The team theorizes that a formerly mysterious isotopic ratio from deep within the planet may signal the possibility that a material before the collision of Earth with another planet-size body is still within inside Earth. The collision between Earth and the other planet is believe to be the reason why moon was created. The material deep within Earth is now believe to be the ancient Earth material before the proposed collision 4.5 years ago. This theory was presented in Sacramento, California during the Goldschmidt conference.
According to the highly favored theory, the moon was formed when mars-sized mass collided with Earth 4.5 billion years ago. The massive mass has been given the name of Theia. This theory is saying that the collision generated heat that would have resulted the melting of the entire planet before debris cooled and spun off to develop the moon.
However, the new theory by a team of scientists from Harvard University is saying only part of the Earth melted and the ancient part is still within the Earth’s mantle.
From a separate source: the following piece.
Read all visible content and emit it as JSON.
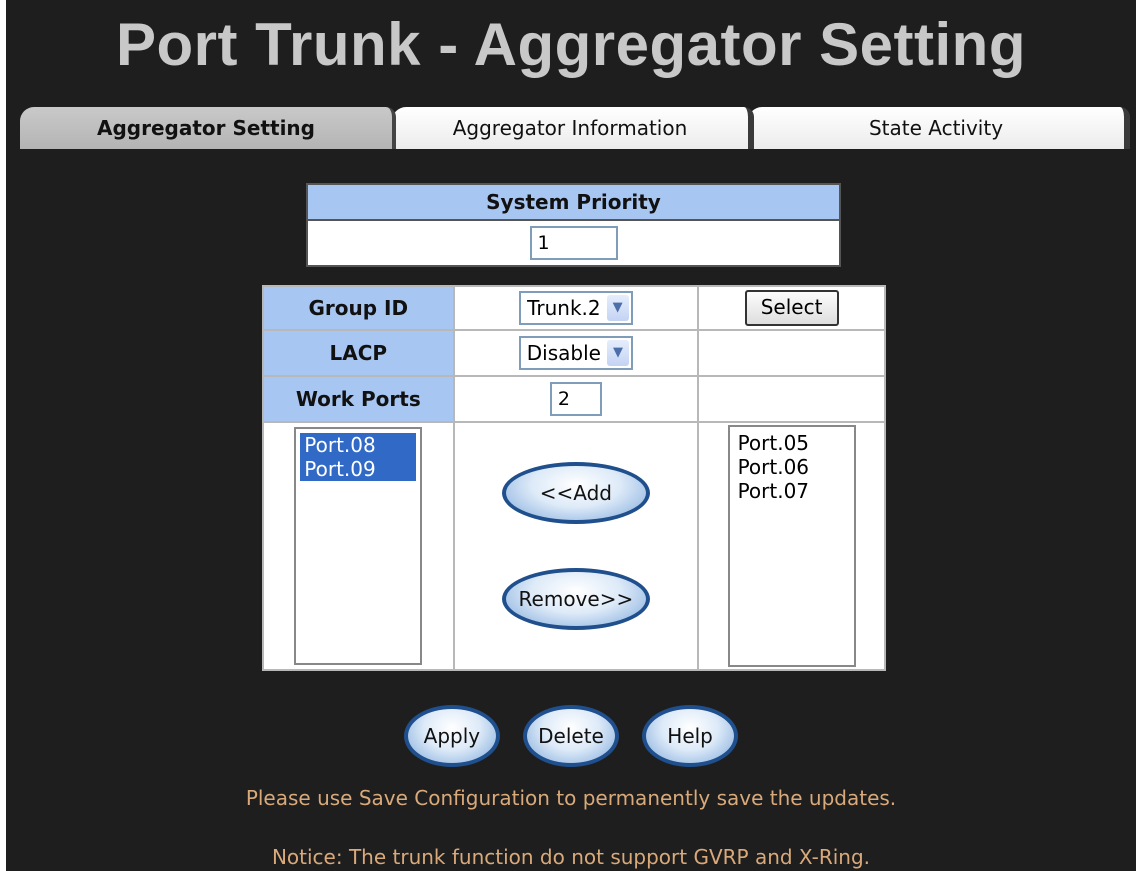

Lead researcher and associate professor in Harvard, Sujoy Mukhopadhyay, admitted that the energy released from the impact would have been big and enough to melt the entire planet, but his team believe that the impact was not distributed evenly throughout the ancient Earth. The team concluded that that the impacted hemisphere would have been vaporized, but the opposite would have not undergone total melting because it could have been partly shielded.
The new theory challenges some current notions on planet formation and the energetics of huge impacts. If the theory is true, then ancient Earth is still within the planet.
Meanwhile, researchers from University of New Mexico and Northwestern University proposed the first proof for possible oceans deep below the U.S.
Geophysicist Steve Jacobsen of Northwestern University and seismologist Brandon Schmandt of University of New Mexico have discovered a likely sign of the existence of a massive reservoir of water, thrice the size of oceans on Earth. The two researchers found deep pockets of magma in around 400 miles deep below North America. If the discovery is proven true, it may represent the Earth’s largest water reservoir.